    1. Noah,

      I agree some of her books for me err too much on the genteel side. I like a bit more bite in the narrative. I think this was one of the better ones.

      Felony & Mayhem is doing her proud, they have some lovely editions. Wish they would do Henry Wade!

      I remember those Dell puzzlebacks, used to get those at used bookstores in the 1990s.

  5. I just read Somewhere in the House. It was the first of her books I've tried. I thought it was okay, but I found it annoying that most of the story was told through dialogue. It seemed like 95% of the words in the book were being spoken by someone. I don't know how unusual that is or if I regularly read books like that without noticing it, but this time I did. It really got on my nerves. I also found the characters mostly pretty dull. I thought it perked up a bit towards the end, and the solution was quite good.

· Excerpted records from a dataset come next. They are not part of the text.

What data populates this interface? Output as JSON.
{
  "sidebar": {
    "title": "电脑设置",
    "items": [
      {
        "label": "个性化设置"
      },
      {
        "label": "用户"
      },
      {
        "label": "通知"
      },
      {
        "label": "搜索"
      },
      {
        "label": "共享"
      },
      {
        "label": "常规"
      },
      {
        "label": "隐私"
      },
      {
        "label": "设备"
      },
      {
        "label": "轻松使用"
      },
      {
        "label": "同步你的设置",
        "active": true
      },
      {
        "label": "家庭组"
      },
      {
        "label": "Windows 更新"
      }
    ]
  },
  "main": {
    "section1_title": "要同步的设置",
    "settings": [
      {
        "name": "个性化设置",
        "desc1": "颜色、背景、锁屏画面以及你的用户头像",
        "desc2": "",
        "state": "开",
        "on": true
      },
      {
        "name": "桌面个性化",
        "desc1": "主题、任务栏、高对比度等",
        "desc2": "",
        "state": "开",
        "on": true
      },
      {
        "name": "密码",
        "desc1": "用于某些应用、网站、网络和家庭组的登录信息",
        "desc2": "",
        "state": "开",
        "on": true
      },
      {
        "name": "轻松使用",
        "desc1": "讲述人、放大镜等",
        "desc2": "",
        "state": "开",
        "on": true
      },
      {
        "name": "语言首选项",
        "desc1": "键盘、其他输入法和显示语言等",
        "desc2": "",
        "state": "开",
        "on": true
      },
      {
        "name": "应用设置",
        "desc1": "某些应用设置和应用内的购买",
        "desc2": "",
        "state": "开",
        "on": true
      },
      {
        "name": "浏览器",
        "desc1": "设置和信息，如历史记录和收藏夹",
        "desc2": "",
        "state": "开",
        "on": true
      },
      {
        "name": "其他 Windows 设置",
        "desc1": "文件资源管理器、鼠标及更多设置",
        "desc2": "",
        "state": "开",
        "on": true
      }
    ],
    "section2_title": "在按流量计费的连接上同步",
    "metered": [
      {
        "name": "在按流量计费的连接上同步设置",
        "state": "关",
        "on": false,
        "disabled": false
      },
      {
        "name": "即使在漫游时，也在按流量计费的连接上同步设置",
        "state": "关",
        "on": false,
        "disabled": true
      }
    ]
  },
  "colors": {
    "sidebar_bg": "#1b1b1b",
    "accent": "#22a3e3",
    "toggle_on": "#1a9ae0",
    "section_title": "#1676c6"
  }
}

    1. I just got this book from Felony & Mayhem a few weeks ago, Mark. Agatha Christie, to cite the most famous name, tells most of her stories mostly though dialogue. This is not something that bothers me--if the dialogue is good or at least functional and drives the plot forward efficiently.

  6. Just about to start reading my first ever Daly novel actually, NOTHING CAN RESCUE ME - am I starting in the right place?